The Changing History of APH’s Annual Meeting
Photo shows the audience for the 1993 Keynote Address, held in the Brown Hotel in Louisville, KY.
Maybe you are not in the habit of analyzing your life or your family’s history the way we do here in our museum. We preserve the history of education and rehabilitation of people that are blind or visually impaired, but we also serve as the company attic for the American Printing House for the Blind. We are the company memory, the place our team comes for answers about the first this, or the origins of that.
So every year about this time, folks start asking those same questions, because, yes, it is Annual Meeting time. The APH Annual Meeting started back in 1880, after President Rutherford B. Hayes signed the Act To Promote The Education of the Blind. The Act created the fund that pays for accessible books and educational aids for people who are blind all over our country. It created a large committee of officials (we call them Ex-Officio Trustees or EOTs) across the U.S. who work with kids and families and teachers to figure out what each kid needs. The trustees get together each year in early October to share information and review the work of the Printing House. We call that the Annual Meeting.
At that first Annual Meeting in 1880, held next door to APH at the Kentucky School for the Blind, the trustees created bylaws that specified the annual meeting would be held every year in August. But that didn’t last very long. You see the trustees are scattered all over the country. In the late nineteenth century, it was a long trip by train to Louisville, and it was expensive, so the trustees decided to meet every other year as a body at the Annual Meeting of the American Association of Instructors of the Blind, the AAIB. They were all going to be there every year anyhow, right? So two birds with one stone, or so the thinking went. And in the off years, business was transacted solely by the local Louisville board (what was then called the Executive Committee) made up of local business and community leaders.

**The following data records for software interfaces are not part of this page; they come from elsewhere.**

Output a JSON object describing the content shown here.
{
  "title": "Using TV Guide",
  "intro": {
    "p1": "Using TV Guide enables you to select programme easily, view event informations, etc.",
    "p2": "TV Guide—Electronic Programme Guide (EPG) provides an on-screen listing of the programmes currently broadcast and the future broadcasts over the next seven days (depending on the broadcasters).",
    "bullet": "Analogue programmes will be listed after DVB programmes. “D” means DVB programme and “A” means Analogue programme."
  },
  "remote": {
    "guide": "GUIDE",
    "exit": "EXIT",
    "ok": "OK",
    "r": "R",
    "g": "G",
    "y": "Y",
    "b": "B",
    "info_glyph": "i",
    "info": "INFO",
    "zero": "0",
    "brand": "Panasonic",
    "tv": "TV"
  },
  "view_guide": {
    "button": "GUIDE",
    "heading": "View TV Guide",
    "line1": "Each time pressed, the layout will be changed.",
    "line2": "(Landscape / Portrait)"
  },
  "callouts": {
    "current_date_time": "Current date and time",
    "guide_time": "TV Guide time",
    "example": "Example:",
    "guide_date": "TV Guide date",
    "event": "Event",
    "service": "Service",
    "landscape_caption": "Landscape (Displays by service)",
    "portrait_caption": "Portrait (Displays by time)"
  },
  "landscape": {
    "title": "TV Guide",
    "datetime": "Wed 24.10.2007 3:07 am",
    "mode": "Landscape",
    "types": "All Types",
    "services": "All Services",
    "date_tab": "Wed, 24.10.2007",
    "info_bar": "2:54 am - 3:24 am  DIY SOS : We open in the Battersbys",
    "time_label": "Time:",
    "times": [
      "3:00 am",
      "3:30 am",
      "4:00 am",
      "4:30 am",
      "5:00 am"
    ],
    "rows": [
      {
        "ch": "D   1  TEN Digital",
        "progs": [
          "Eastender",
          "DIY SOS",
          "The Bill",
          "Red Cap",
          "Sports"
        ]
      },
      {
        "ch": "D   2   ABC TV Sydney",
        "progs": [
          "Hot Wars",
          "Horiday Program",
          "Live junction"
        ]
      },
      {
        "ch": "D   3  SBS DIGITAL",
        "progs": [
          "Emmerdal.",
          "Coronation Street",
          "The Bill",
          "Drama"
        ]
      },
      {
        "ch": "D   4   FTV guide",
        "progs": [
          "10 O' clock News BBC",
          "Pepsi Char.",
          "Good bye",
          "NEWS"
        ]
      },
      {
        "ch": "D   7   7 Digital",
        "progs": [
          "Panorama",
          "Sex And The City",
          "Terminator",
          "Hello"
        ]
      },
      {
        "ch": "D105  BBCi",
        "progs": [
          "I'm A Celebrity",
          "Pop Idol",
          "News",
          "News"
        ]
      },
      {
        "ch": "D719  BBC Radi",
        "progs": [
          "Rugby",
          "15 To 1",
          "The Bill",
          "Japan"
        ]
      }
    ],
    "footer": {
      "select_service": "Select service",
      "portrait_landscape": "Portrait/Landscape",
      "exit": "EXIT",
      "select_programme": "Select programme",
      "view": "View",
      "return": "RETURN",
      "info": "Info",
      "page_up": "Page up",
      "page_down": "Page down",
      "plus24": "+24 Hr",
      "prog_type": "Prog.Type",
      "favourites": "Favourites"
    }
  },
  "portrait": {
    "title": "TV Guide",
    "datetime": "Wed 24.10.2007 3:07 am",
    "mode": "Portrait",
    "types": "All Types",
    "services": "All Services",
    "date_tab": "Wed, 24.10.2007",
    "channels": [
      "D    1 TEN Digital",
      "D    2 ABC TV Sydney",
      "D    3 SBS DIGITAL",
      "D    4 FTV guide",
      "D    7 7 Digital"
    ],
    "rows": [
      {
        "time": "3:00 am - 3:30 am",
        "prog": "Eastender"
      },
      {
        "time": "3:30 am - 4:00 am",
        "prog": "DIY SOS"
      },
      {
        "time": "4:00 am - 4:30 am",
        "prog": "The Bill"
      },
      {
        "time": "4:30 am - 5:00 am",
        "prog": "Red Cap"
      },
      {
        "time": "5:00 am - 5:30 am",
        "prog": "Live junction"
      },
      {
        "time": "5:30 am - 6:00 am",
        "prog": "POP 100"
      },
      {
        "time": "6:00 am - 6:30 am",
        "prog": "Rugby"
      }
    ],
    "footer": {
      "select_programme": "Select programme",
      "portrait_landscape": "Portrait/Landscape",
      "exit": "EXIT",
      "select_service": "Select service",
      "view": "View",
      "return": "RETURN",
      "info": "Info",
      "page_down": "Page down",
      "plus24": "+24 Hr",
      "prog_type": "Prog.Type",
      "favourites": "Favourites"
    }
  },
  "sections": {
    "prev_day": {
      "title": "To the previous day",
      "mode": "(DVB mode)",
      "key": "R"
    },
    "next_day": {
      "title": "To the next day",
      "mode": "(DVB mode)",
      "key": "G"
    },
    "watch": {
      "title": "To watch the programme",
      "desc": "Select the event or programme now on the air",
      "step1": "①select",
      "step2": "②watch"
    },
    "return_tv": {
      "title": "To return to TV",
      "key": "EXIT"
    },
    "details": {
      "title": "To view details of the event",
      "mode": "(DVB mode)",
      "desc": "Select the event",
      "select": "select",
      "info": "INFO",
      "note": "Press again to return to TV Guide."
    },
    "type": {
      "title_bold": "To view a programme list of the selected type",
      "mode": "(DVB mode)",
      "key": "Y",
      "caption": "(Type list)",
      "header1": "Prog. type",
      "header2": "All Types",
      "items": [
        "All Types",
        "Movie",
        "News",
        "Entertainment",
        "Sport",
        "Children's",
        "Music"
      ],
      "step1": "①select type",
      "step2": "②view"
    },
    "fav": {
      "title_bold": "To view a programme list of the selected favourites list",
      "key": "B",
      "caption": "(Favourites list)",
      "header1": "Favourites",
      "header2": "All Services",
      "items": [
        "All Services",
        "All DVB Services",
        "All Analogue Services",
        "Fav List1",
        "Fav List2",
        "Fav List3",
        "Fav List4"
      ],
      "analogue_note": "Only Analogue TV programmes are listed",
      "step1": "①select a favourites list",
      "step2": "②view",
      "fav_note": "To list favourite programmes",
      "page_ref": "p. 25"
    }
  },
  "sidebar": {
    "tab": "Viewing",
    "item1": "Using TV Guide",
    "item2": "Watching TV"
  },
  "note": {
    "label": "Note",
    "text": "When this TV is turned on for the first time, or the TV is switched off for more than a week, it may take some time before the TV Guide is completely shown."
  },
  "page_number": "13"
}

And the meeting drifted a bit earlier in the year, to early July. We don’t know exactly why. It could have something to do with the federal fiscal year, which began on July 1 back then. Around 1910, the state of Kentucky decided that state corporations like APH could not hold meetings outside the state, so suddenly the meeting in Louisville gained new importance. It was in the midst of what we call the War of the Dots, the historical struggle between the supporters of the Braille System and its competitor New York Point. Braille supporters suspected APH Superintendent B.B. Huntoon, a supporter of New York Point, to be pulling political shenanigans to keep braille proponents from changing APH policy. So trustees from around the country began boarding trains every year and making the long trip.
In 1948, APH suddenly moved its annual meeting to November, which by 1982 had gradually slid back to its current date of early October. I’ll be honest, I have no idea why. I thought maybe they were chasing the fiscal year again, but the feds did not move the beginning of the new fiscal year from July 1 to October 1 until 1976. It is awfully nice in the Ohio Valley in early October.
So why do we do things the way we do? In some instances, it is because that’s the way we always do them. No one knows. Think about your own family and its traditions. Do you celebrate a holiday on a particular day, or at a particular time of day every year, or in a particular way that seems unique? And how did that come to be? I wonder.